But both sides appear to believe that if the sales tax were broadened to include services, the rate could be dropped and the state would be a winner.

Howe, for one, believes this is the sort of reform the governor and Republicans will work on together.

• Are tobacco bonds good for you?
When governor Tim Pawlenty proposed using tobacco money to float bonds to help fix the budget woes of the state, he was danged near laughed out of the Capitol — by Republicans!

The option of using tobacco funds to plug the budget was defeated 132-2 in the Minnesota House, with such people as current House Speaker Kurt Zellers voting against the idea.

Now, it’s going to be a major player. It works like this: As part of the tobacco settlement of 1998, tobacco companies have been paying substantial amounts of money into the state’s general fund. In the next two years, tobacco is supposed to pay Minnesota about $320 million.

The money fluctuates, based on the profitability of the tobacco companies, sales of the products, etc.

Now, that revenue would be used to support the sale of state bonds. But of course, that means we pay back to bondholders more than we receive.

During the depths of the credit crunch, states were having a difficult time selling these bonds. But now state officials say, there is a market for the bonds, which will be relatively low grade, meaning the state will be hit with a relatively high rate of interest.

• Skol, Vikings?
Conversations with a substantial number of legislators makes it seem unlikely that the Viking stadium issue will be brought up in this particular special session.

In fact, most legislators either start gagging or laughing at the notion that anyone would talk “Vikings” at this moment. Why, after all, would legislators already facing the wrath of Minnesotans for their part in shutting down government, want to start tossing money at the owners of the football team?

On a public radio interview Friday morning, Senate Minority Leader Tom Bakk suggested that there may be some talk about the Vikes in the special session; but talk is cheap. There won’t be serious money talk until a special session in the fall.

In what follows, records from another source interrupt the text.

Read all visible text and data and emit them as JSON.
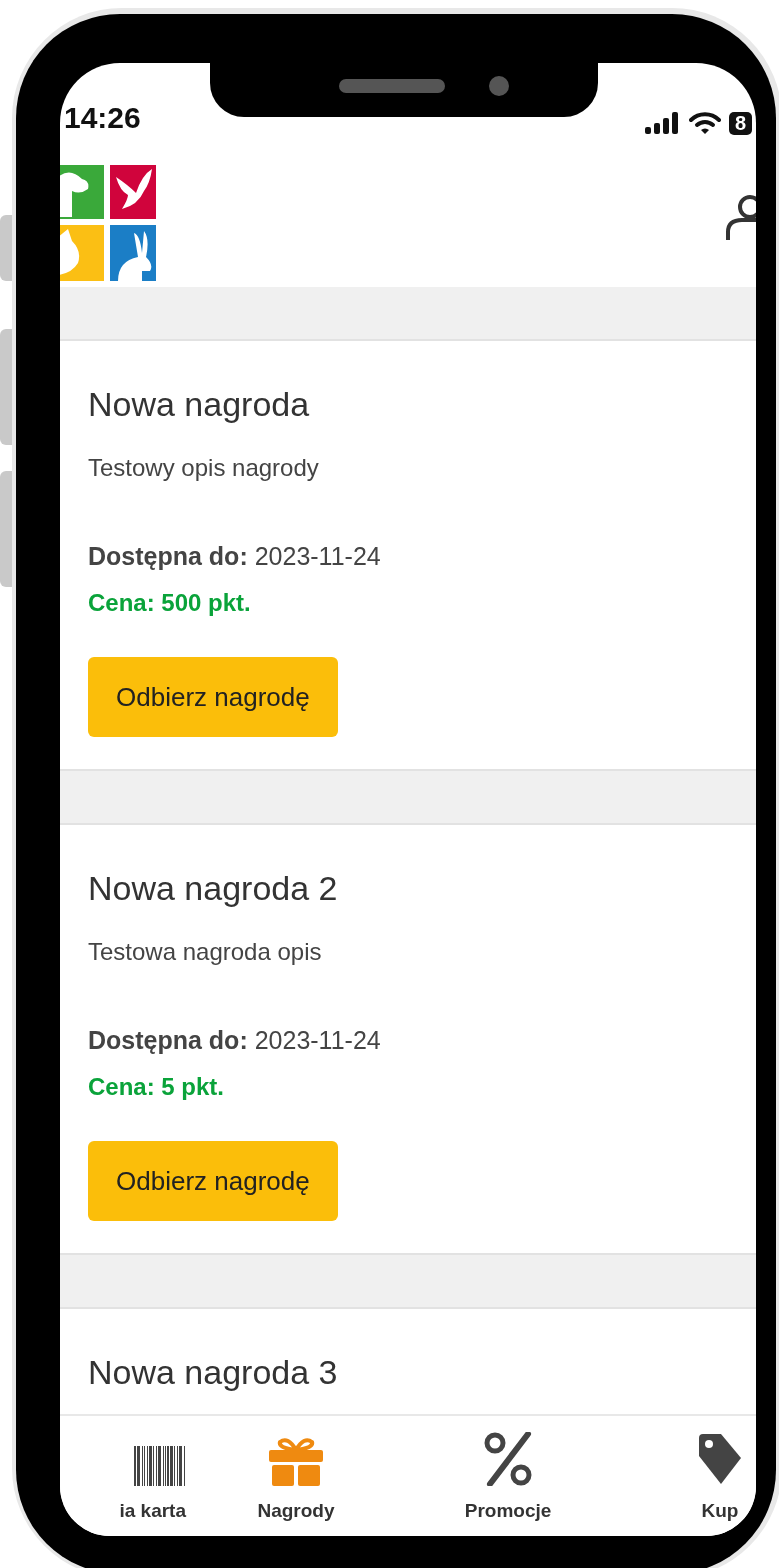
{
  "status_bar": {
    "time": "14:26",
    "battery": "8"
  },
  "rewards": [
    {
      "title": "Nowa nagroda",
      "description": "Testowy opis nagrody",
      "available_label": "Dostępna do:",
      "available_date": "2023-11-24",
      "price": "Cena: 500 pkt.",
      "button": "Odbierz nagrodę"
    },
    {
      "title": "Nowa nagroda 2",
      "description": "Testowa nagroda opis",
      "available_label": "Dostępna do:",
      "available_date": "2023-11-24",
      "price": "Cena: 5 pkt.",
      "button": "Odbierz nagrodę"
    },
    {
      "title": "Nowa nagroda 3"
    }
  ],
  "tabs": [
    {
      "kind": "barcode",
      "label": "ia karta",
      "selected": false
    },
    {
      "kind": "gift",
      "label": "Nagrody",
      "selected": true
    },
    {
      "kind": "percent",
      "label": "Promocje",
      "selected": false
    },
    {
      "kind": "tag",
      "label": "Kup",
      "selected": false
    }
  ]
}
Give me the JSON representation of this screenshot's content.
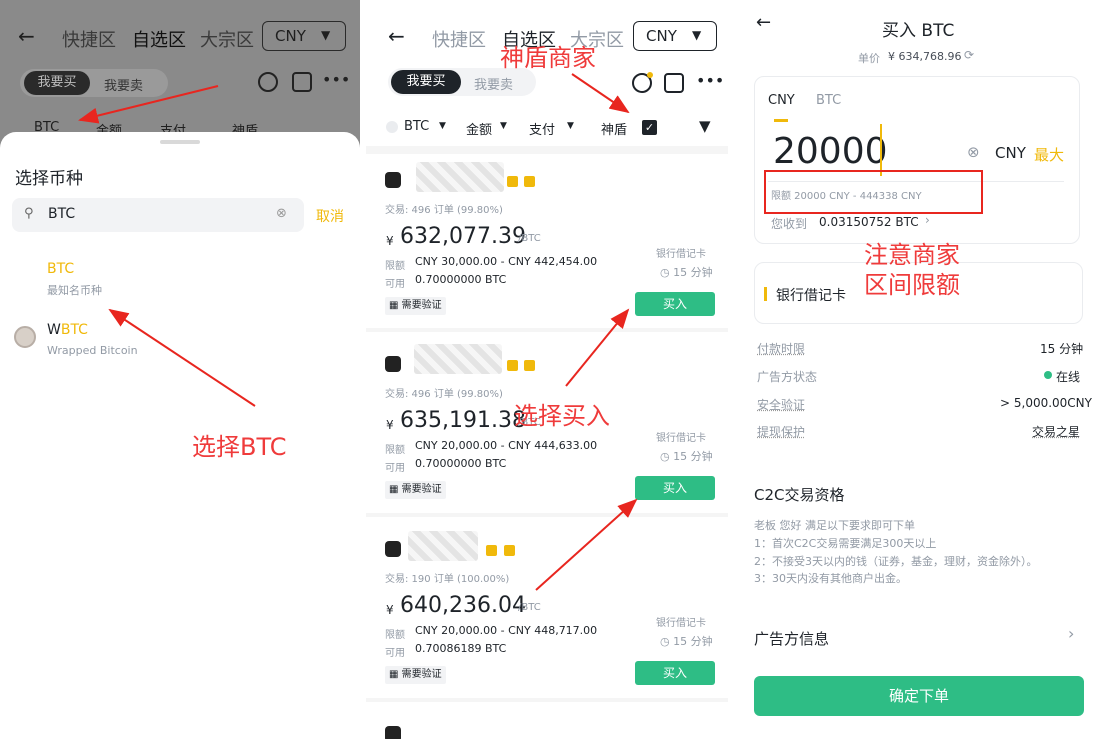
{
  "panel1": {
    "header": {
      "back": "←",
      "tab1": "快捷区",
      "tab2": "自选区",
      "tab3": "大宗区",
      "currency": "CNY"
    },
    "seg": {
      "buy": "我要买",
      "sell": "我要卖"
    },
    "filters": {
      "coin": "BTC",
      "amount": "金额",
      "pay": "支付",
      "shield": "神盾"
    },
    "sheet": {
      "title": "选择币种",
      "search_value": "BTC",
      "cancel": "取消",
      "items": [
        {
          "name": "BTC",
          "sub": "最知名币种"
        },
        {
          "name_prefix": "W",
          "name_hl": "BTC",
          "sub": "Wrapped Bitcoin"
        }
      ]
    },
    "annotation": "选择BTC"
  },
  "panel2": {
    "header": {
      "back": "←",
      "tab1": "快捷区",
      "tab2": "自选区",
      "tab3": "大宗区",
      "currency": "CNY"
    },
    "seg": {
      "buy": "我要买",
      "sell": "我要卖"
    },
    "filters": {
      "coin": "BTC",
      "amount": "金额",
      "pay": "支付",
      "shield": "神盾"
    },
    "ads": [
      {
        "trades": "交易: 496 订单 (99.80%)",
        "currency_sym": "¥",
        "price": "632,077.39",
        "unit": "/BTC",
        "limit_label": "限额",
        "limit": "CNY 30,000.00 - CNY 442,454.00",
        "avail_label": "可用",
        "avail": "0.70000000 BTC",
        "pay": "银行借记卡",
        "time": "15 分钟",
        "buy": "买入",
        "verify": "需要验证"
      },
      {
        "trades": "交易: 496 订单 (99.80%)",
        "currency_sym": "¥",
        "price": "635,191.38",
        "unit": "/BTC",
        "limit_label": "限额",
        "limit": "CNY 20,000.00 - CNY 444,633.00",
        "avail_label": "可用",
        "avail": "0.70000000 BTC",
        "pay": "银行借记卡",
        "time": "15 分钟",
        "buy": "买入",
        "verify": "需要验证"
      },
      {
        "trades": "交易: 190 订单 (100.00%)",
        "currency_sym": "¥",
        "price": "640,236.04",
        "unit": "/BTC",
        "limit_label": "限额",
        "limit": "CNY 20,000.00 - CNY 448,717.00",
        "avail_label": "可用",
        "avail": "0.70086189 BTC",
        "pay": "银行借记卡",
        "time": "15 分钟",
        "buy": "买入",
        "verify": "需要验证"
      }
    ],
    "annotation_shield": "神盾商家",
    "annotation_buy": "选择买入"
  },
  "panel3": {
    "back": "←",
    "title": "买入 BTC",
    "unit_price_label": "单价",
    "unit_price": "¥ 634,768.96",
    "tab_cny": "CNY",
    "tab_btc": "BTC",
    "amount": "20000",
    "amount_cur": "CNY",
    "max": "最大",
    "limit_text": "限额 20000 CNY - 444338 CNY",
    "receive_label": "您收到",
    "receive_value": "0.03150752 BTC",
    "pay_method": "银行借记卡",
    "annotation": "注意商家\n区间限额",
    "rows": [
      {
        "label": "付款时限",
        "value": "15 分钟"
      },
      {
        "label": "广告方状态",
        "value": "在线"
      },
      {
        "label": "安全验证",
        "value": "> 5,000.00CNY"
      },
      {
        "label": "提现保护",
        "value": "交易之星"
      }
    ],
    "qual_title": "C2C交易资格",
    "qual_lines": [
      "老板 您好 满足以下要求即可下单",
      "1：首次C2C交易需要满足300天以上",
      "2：不接受3天以内的钱（证券，基金，理财，资金除外）。",
      "3：30天内没有其他商户出金。"
    ],
    "adv_info": "广告方信息",
    "confirm": "确定下单"
  }
}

Doug Grow writes about public affairs, state politics and other topics. He can be reached at dgrow [at] minnpost [dot] com.